=== Input data ===
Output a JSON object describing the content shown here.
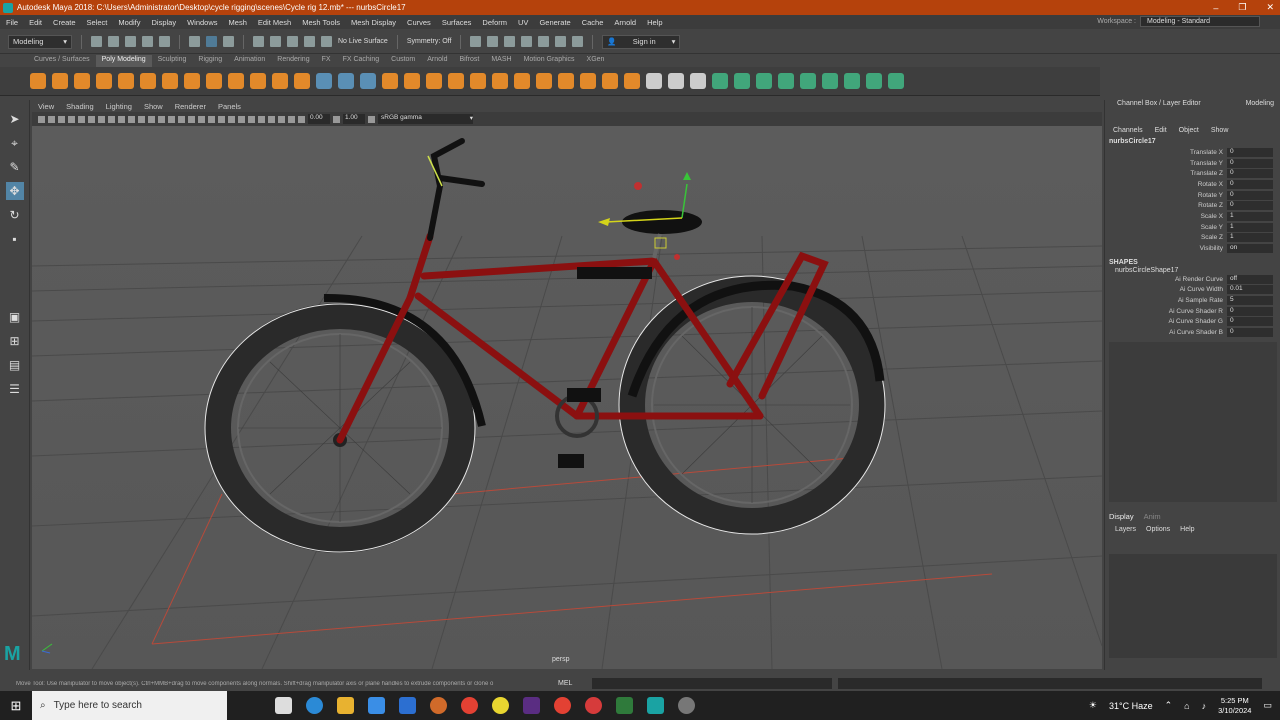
{
  "window": {
    "title": "Autodesk Maya 2018: C:\\Users\\Administrator\\Desktop\\cycle rigging\\scenes\\Cycle rig 12.mb*  ---  nurbsCircle17",
    "controls": [
      "–",
      "❐",
      "✕"
    ]
  },
  "menus": [
    "File",
    "Edit",
    "Create",
    "Select",
    "Modify",
    "Display",
    "Windows",
    "Mesh",
    "Edit Mesh",
    "Mesh Tools",
    "Mesh Display",
    "Curves",
    "Surfaces",
    "Deform",
    "UV",
    "Generate",
    "Cache",
    "Arnold",
    "Help"
  ],
  "workspace": {
    "label": "Workspace :",
    "value": "Modeling - Standard"
  },
  "statusline": {
    "mode": "Modeling",
    "live_surface": "No Live Surface",
    "symmetry": "Symmetry: Off",
    "sign_in": "Sign in"
  },
  "shelf_tabs": [
    "Curves / Surfaces",
    "Poly Modeling",
    "Sculpting",
    "Rigging",
    "Animation",
    "Rendering",
    "FX",
    "FX Caching",
    "Custom",
    "Arnold",
    "Bifrost",
    "MASH",
    "Motion Graphics",
    "XGen"
  ],
  "shelf_active_tab": "Poly Modeling",
  "panel_menus": [
    "View",
    "Shading",
    "Lighting",
    "Show",
    "Renderer",
    "Panels"
  ],
  "panel_toolbar": {
    "exposure": "0.00",
    "gamma": "1.00",
    "color_space": "sRGB gamma"
  },
  "viewport": {
    "camera_label": "persp"
  },
  "channel_box": {
    "header": "Channel Box / Layer Editor",
    "header_right": "Modeling",
    "menu": [
      "Channels",
      "Edit",
      "Object",
      "Show"
    ],
    "node": "nurbsCircle17",
    "attributes": [
      {
        "label": "Translate X",
        "value": "0"
      },
      {
        "label": "Translate Y",
        "value": "0"
      },
      {
        "label": "Translate Z",
        "value": "0"
      },
      {
        "label": "Rotate X",
        "value": "0"
      },
      {
        "label": "Rotate Y",
        "value": "0"
      },
      {
        "label": "Rotate Z",
        "value": "0"
      },
      {
        "label": "Scale X",
        "value": "1"
      },
      {
        "label": "Scale Y",
        "value": "1"
      },
      {
        "label": "Scale Z",
        "value": "1"
      },
      {
        "label": "Visibility",
        "value": "on"
      }
    ],
    "shapes_header": "SHAPES",
    "shape_node": "nurbsCircleShape17",
    "shape_attributes": [
      {
        "label": "Ai Render Curve",
        "value": "off"
      },
      {
        "label": "Ai Curve Width",
        "value": "0.01"
      },
      {
        "label": "Ai Sample Rate",
        "value": "5"
      },
      {
        "label": "Ai Curve Shader R",
        "value": "0"
      },
      {
        "label": "Ai Curve Shader G",
        "value": "0"
      },
      {
        "label": "Ai Curve Shader B",
        "value": "0"
      }
    ]
  },
  "layer_editor": {
    "tabs": [
      "Display",
      "Anim"
    ],
    "menu": [
      "Layers",
      "Options",
      "Help"
    ]
  },
  "help_line": "Move Tool: Use manipulator to move object(s). Ctrl+MMB+drag to move components along normals. Shift+drag manipulator axis or plane handles to extrude components or clone o",
  "command_line": {
    "label": "MEL"
  },
  "taskbar": {
    "search_placeholder": "Type here to search",
    "weather": "31°C  Haze",
    "time": "5:25 PM",
    "date": "3/10/2024"
  },
  "colors": {
    "title_bar": "#b5420c",
    "bike_frame": "#8b1010",
    "selection": "#5285a6",
    "maya_teal": "#1aa3a3"
  }
}
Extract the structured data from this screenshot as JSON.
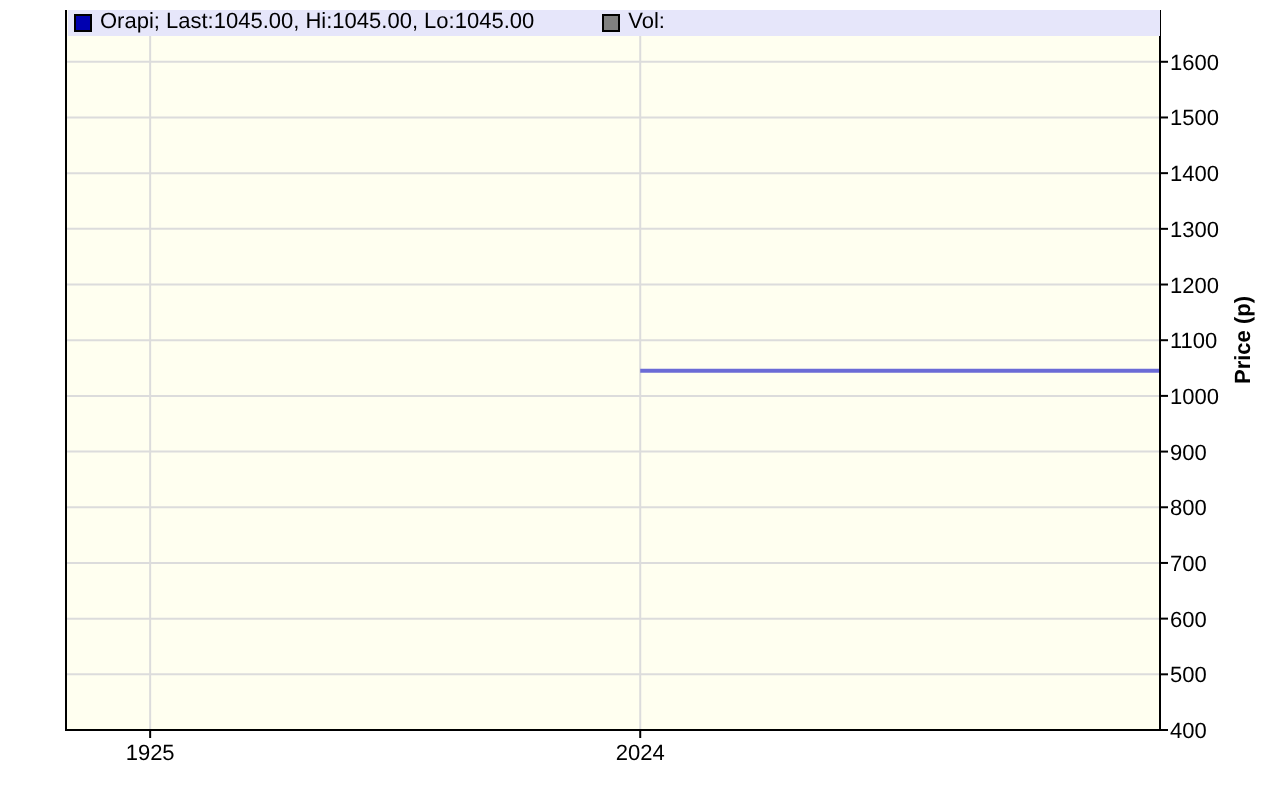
{
  "legend": [
    {
      "kind": "series",
      "detail": "; Last:1045.00, Hi:1045.00, Lo:1045.00",
      "color": "#0000b0"
    },
    {
      "kind": "plain",
      "label": "Vol:",
      "color": "#808080"
    }
  ],
  "chart_data": {
    "type": "line",
    "ylabel": "Price (p)",
    "grid": true,
    "xlim": [
      1908,
      2129
    ],
    "ylim": [
      400,
      1693
    ],
    "xticks": [
      1925,
      2024
    ],
    "yticks": [
      400,
      500,
      600,
      700,
      800,
      900,
      1000,
      1100,
      1200,
      1300,
      1400,
      1500,
      1600
    ],
    "series": [
      {
        "name": "Orapi",
        "color": "#6b6bd6",
        "x": [
          2024,
          2129
        ],
        "values": [
          1045,
          1045
        ]
      }
    ]
  }
}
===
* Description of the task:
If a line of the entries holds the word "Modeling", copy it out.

* Response for this exercise:
    "value": "Modeling - Standard"
    "mode": "Modeling",
    "Poly Modeling",
  "shelf_active_tab": "Poly Modeling",
    "header_right": "Modeling",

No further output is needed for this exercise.